— Task —
Write all entries out exactly, images excluded.

— Material supplied —
+===+

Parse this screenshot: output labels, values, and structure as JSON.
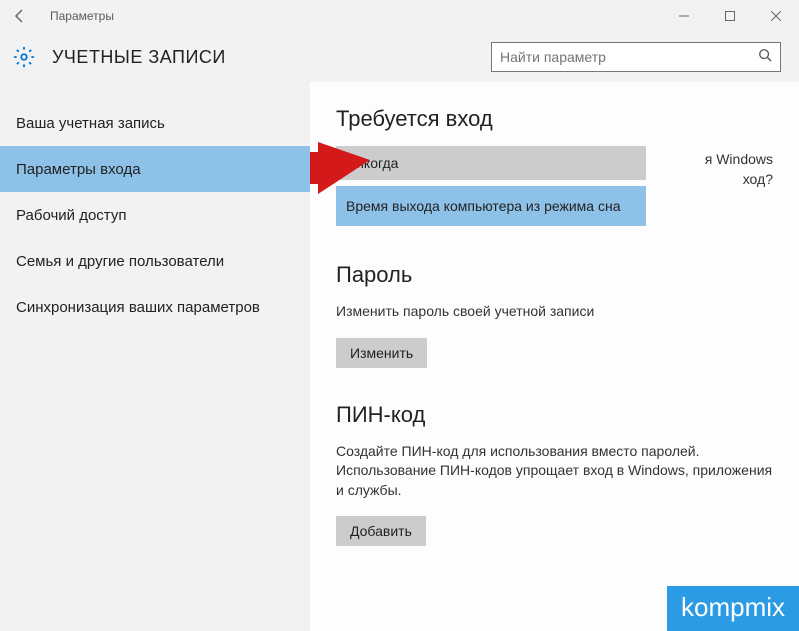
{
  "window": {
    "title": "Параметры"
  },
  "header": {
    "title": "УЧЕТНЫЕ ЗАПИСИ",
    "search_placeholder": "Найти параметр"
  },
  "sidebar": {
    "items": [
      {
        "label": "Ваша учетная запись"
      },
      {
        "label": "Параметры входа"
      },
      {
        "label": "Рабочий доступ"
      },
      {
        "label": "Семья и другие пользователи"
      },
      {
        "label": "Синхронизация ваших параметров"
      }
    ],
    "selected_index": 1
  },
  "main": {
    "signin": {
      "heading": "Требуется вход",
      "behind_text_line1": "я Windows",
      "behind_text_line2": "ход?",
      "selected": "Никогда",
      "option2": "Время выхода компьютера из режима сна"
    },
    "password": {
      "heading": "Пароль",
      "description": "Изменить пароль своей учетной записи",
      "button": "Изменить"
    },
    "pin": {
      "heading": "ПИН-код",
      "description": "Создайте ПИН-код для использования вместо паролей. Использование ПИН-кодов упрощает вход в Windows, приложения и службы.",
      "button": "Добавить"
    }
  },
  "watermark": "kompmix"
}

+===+

— Solution to this exercise —
Parse this screenshot: output labels, values, and structure as JSON.
{
  "window": {
    "title": "Параметры"
  },
  "header": {
    "title": "УЧЕТНЫЕ ЗАПИСИ",
    "search_placeholder": "Найти параметр"
  },
  "sidebar": {
    "items": [
      {
        "label": "Ваша учетная запись"
      },
      {
        "label": "Параметры входа"
      },
      {
        "label": "Рабочий доступ"
      },
      {
        "label": "Семья и другие пользователи"
      },
      {
        "label": "Синхронизация ваших параметров"
      }
    ],
    "selected_index": 1
  },
  "main": {
    "signin": {
      "heading": "Требуется вход",
      "behind_text_line1": "я Windows",
      "behind_text_line2": "ход?",
      "selected": "Никогда",
      "option2": "Время выхода компьютера из режима сна"
    },
    "password": {
      "heading": "Пароль",
      "description": "Изменить пароль своей учетной записи",
      "button": "Изменить"
    },
    "pin": {
      "heading": "ПИН-код",
      "description": "Создайте ПИН-код для использования вместо паролей. Использование ПИН-кодов упрощает вход в Windows, приложения и службы.",
      "button": "Добавить"
    }
  },
  "watermark": "kompmix"
}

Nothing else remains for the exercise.